The Software Development Edge: Getting It Out the Door
I have on occasion claimed that I can build the perfect product. Just don’t ask me to ever ship it.
As soon as you require that I ship a product on a given date, I can guarantee you that the product will be imperfect. It will disappoint someone along some dimension. It will lack some feature, exhibit some annoying minor bug, or will lack some piece of documentation. No doubt there will be rough edges in its user interface. If only we had more time...
This is not a phenomenon unique to software products. A shipped product is always a compromise between the product we would ideally like to ship—the one that approaches perfection—and the one we really need to ship because we must begin generating revenue. And sometimes, believe it or not, the product we ship is good enough, even though it represents a compromise. The test is whether or not it serves the greatest good for the greatest number.
Consider an update release of an existing product, one that will add some new features and fix many annoying defects resulting from the previous compromised release. You can work on this update as long as you like; the longer you take, the more features you can add and the more bugs you can fix. But here’s another way to look at it: The longer you wait to ship that update release, the longer your existing customers will have to live with the bugs in the version they are currently using. So the tradeoff becomes this: Is it better to ship 50 bug fixes today, or 55 in another two weeks? If you have thousands of customers who are suffering with Bug #29 on the list every day, I think I can make a pretty good argument for shipping yesterday.

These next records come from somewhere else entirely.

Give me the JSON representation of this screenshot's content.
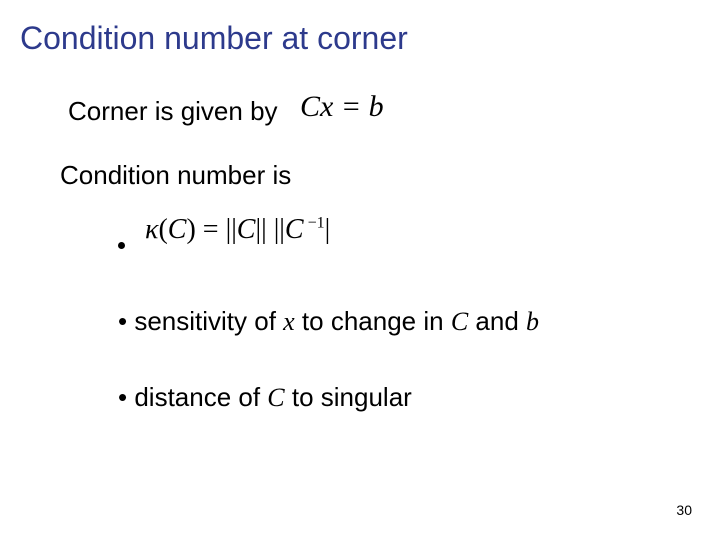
{
  "title": "Condition number at corner",
  "line1": "Corner is given by",
  "eq1_html": "<span style='font-style:italic'>Cx</span> = <span style='font-style:italic'>b</span>",
  "line2": "Condition number is",
  "eq2_html": "<span class='italic'>κ</span>(<span class='italic'>C</span>) = ||<span class='italic'>C</span>|| ||<span class='italic'>C</span><sup>&nbsp;−1</sup>|",
  "bullet2_prefix": "•  sensitivity of ",
  "bullet2_var1": "x",
  "bullet2_mid": " to change in ",
  "bullet2_var2": "C",
  "bullet2_and": " and ",
  "bullet2_var3": "b",
  "bullet3_prefix": "•  distance of ",
  "bullet3_var": "C",
  "bullet3_suffix": " to singular",
  "pagenum": "30"
}
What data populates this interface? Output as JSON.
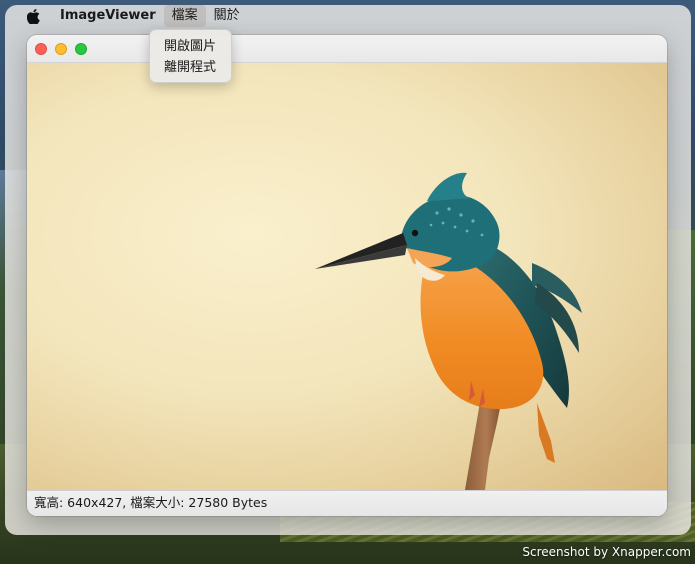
{
  "menubar": {
    "apple_icon": "apple-logo-icon",
    "app_name": "ImageViewer",
    "items": [
      {
        "label": "檔案",
        "active": true
      },
      {
        "label": "關於",
        "active": false
      }
    ]
  },
  "file_menu": {
    "items": [
      {
        "label": "開啟圖片"
      },
      {
        "label": "離開程式"
      }
    ]
  },
  "window": {
    "buttons": {
      "close_color": "#fe5f57",
      "minimize_color": "#febc2e",
      "zoom_color": "#28c840"
    },
    "image": {
      "subject": "kingfisher-bird-on-branch-photo"
    },
    "status": "寬高: 640x427, 檔案大小: 27580 Bytes"
  },
  "watermark": "Screenshot by Xnapper.com"
}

Once you realize that shipping the product is not only part of your job but in fact the critical step—Bob Bond1 would call it "running it through the tape"—you need to consider exactly what is required to go from some assemblage of working bits to a package that you can put on the loading dock or, alternatively, some set of files that you can stage on your download server. You need to consider testing, installation, documentation, preparing the support organization, and many, many other details. Like the death from a thousand cuts, getting this all right can be extremely painful the first hundred or so times you do it. It is one of those exercises that require method and persistence, and extremely meticulous follow-up.
The purpose of this chapter is not to bludgeon you to death with the obvious. What I focus on in this chapter is a small subset of the problem: How do we "close out" development of the software so that we can ship the product? When we are on "final approach" to shipping the product, what changes? The answer is this: If you have been doing it right, the change is imperceptible. If you have neglected thinking about this problem all along, then you will suffer large, severe, and disruptive change at the end, and your ability to ship will be endangered.

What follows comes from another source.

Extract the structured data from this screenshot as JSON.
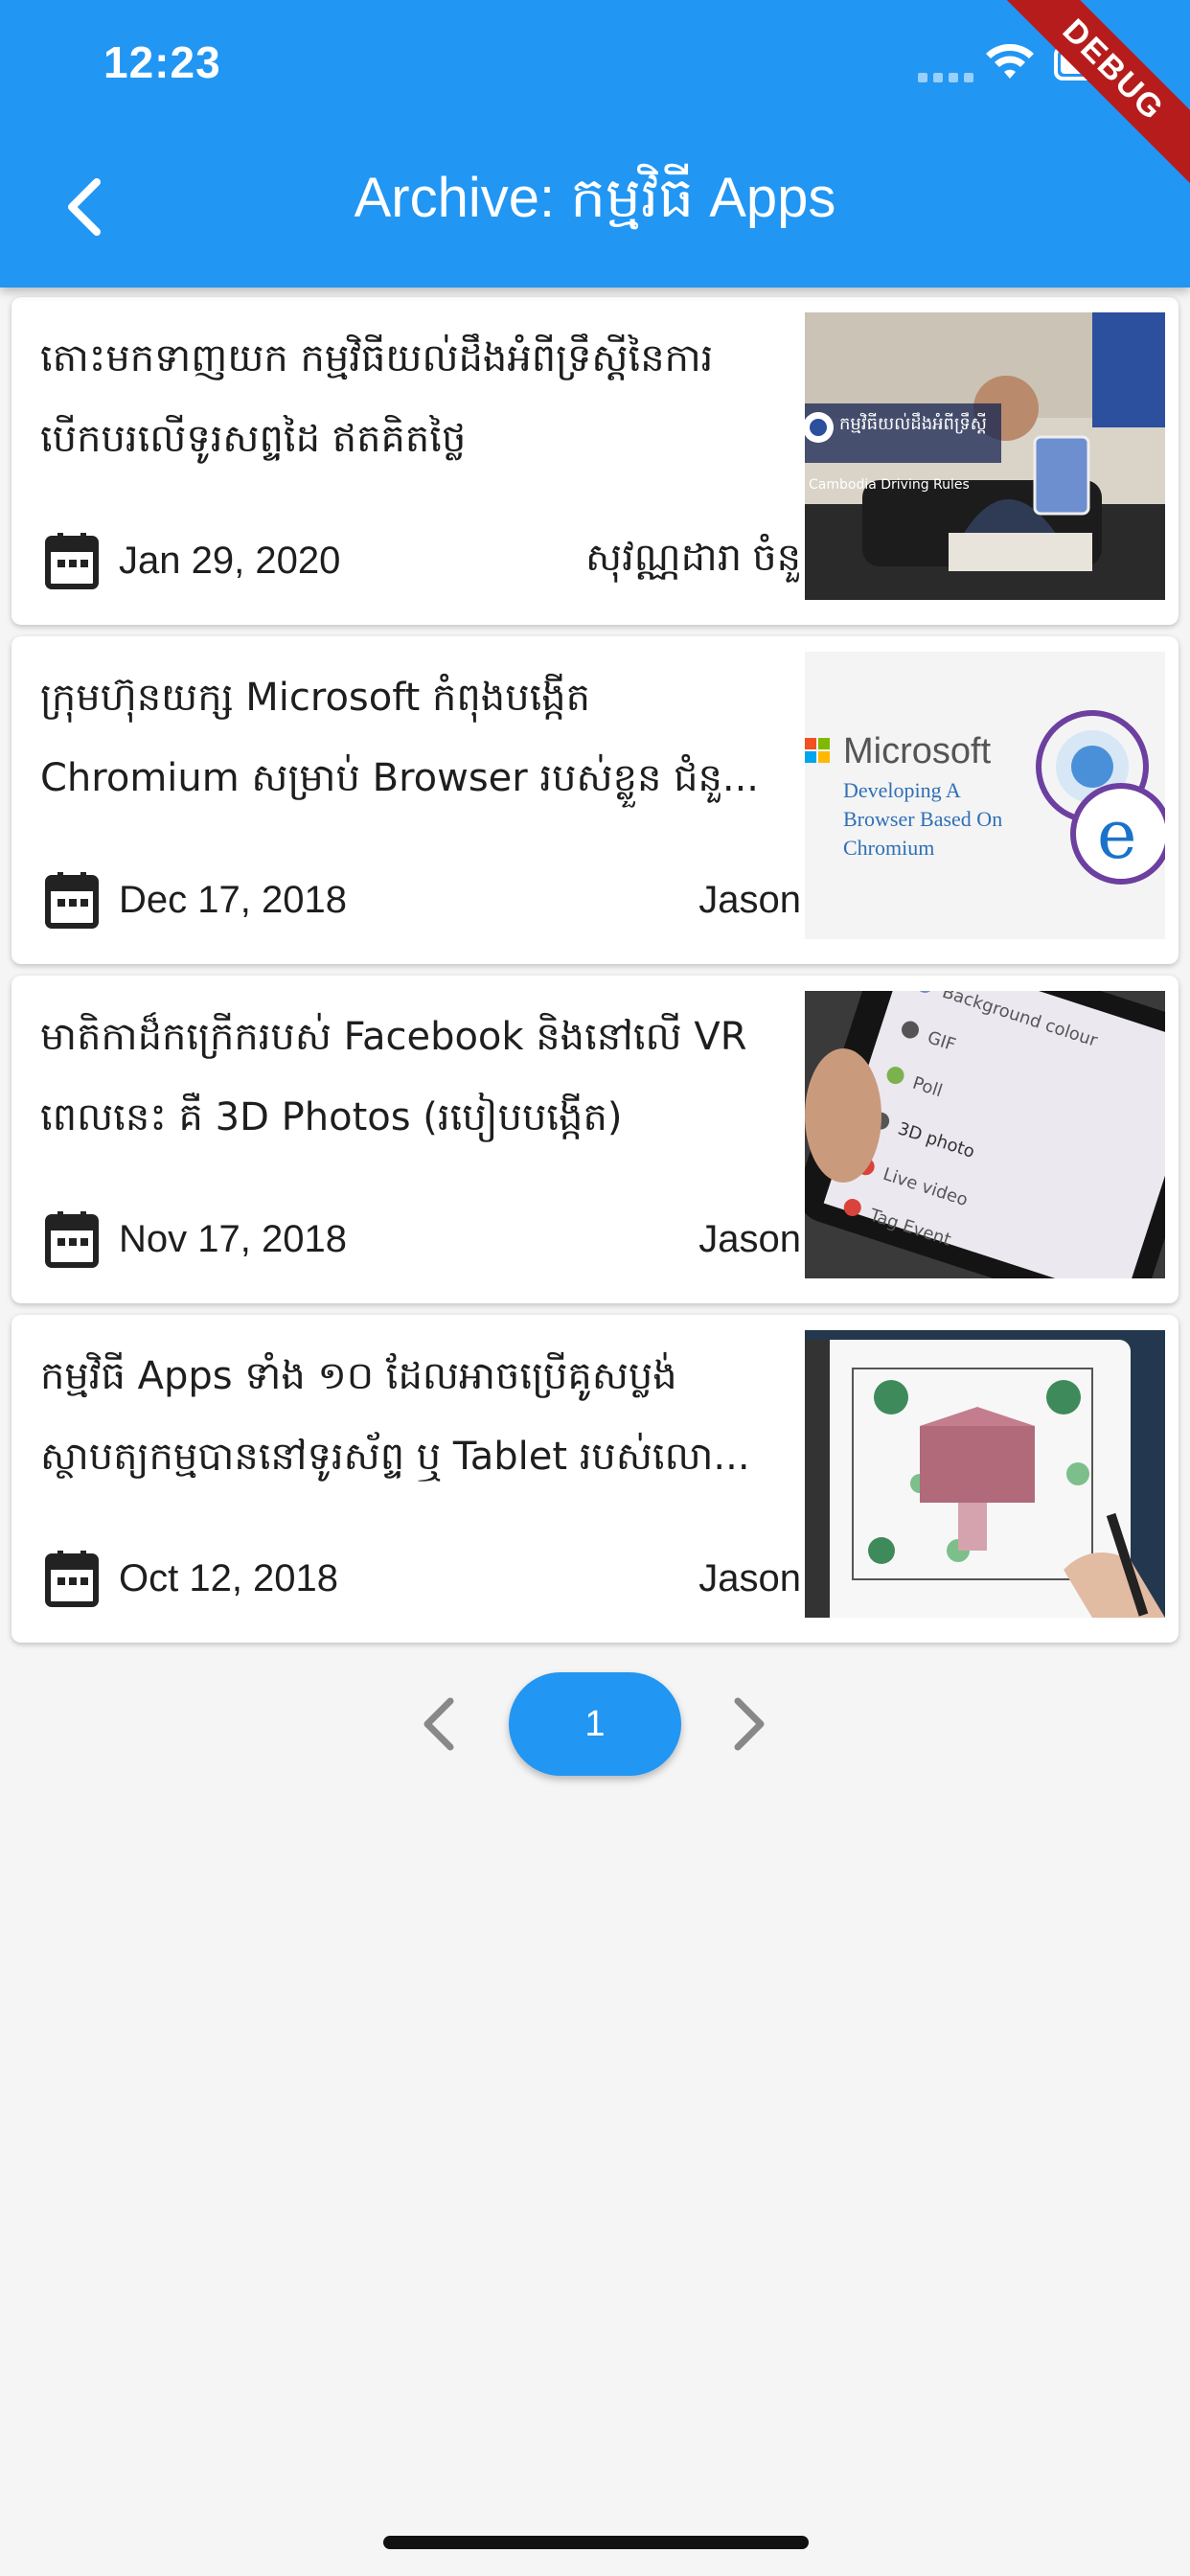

If You Build It, They Will Come2
In the world of software products, there are successes and failures, determined by the free market system. We must, of course, add to the list of failures those projects whose products never see the light of day—the ones that are worked on for various lengths of time but never ship. As obvious as it sounds, you cannot be successful unless you meet the precursor of shipping your product.
As you cannot ship what you cannot build, actually putting together the pieces becomes critical. Intrinsic in this is the concept of a repeatable build process. You will build the product over and over again, until one of your candidate releases passes muster and you let it out the door. I now confront the issues involved in creating such a repeatable build process for your product.